Data about app and page elements
BEGIN

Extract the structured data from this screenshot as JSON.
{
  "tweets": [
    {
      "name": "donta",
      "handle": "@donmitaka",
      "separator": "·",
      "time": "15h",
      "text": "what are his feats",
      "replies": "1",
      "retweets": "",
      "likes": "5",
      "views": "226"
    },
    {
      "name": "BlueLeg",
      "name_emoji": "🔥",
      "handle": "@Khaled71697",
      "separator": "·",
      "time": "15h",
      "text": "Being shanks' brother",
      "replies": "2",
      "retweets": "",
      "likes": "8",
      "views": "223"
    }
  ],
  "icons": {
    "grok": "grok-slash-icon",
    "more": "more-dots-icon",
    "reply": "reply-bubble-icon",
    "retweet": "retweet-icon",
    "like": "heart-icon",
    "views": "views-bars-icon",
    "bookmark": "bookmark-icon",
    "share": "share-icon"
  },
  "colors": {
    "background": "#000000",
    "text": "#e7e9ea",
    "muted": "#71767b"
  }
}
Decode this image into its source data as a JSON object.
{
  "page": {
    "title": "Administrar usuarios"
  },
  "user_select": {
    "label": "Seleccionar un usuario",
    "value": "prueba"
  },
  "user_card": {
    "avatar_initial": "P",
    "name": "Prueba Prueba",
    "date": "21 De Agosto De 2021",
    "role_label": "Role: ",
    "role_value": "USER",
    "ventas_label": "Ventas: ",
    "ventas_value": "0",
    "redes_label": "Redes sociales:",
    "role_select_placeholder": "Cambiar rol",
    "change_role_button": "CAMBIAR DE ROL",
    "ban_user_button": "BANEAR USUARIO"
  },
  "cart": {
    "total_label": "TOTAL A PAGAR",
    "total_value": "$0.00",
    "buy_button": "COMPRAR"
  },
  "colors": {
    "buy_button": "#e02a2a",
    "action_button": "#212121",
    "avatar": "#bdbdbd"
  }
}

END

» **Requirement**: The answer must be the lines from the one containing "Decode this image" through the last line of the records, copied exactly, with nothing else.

» **Task output**:
Decode this image into its source data as a JSON object.
{
  "page": {
    "title": "Administrar usuarios"
  },
  "user_select": {
    "label": "Seleccionar un usuario",
    "value": "prueba"
  },
  "user_card": {
    "avatar_initial": "P",
    "name": "Prueba Prueba",
    "date": "21 De Agosto De 2021",
    "role_label": "Role: ",
    "role_value": "USER",
    "ventas_label": "Ventas: ",
    "ventas_value": "0",
    "redes_label": "Redes sociales:",
    "role_select_placeholder": "Cambiar rol",
    "change_role_button": "CAMBIAR DE ROL",
    "ban_user_button": "BANEAR USUARIO"
  },
  "cart": {
    "total_label": "TOTAL A PAGAR",
    "total_value": "$0.00",
    "buy_button": "COMPRAR"
  },
  "colors": {
    "buy_button": "#e02a2a",
    "action_button": "#212121",
    "avatar": "#bdbdbd"
  }
}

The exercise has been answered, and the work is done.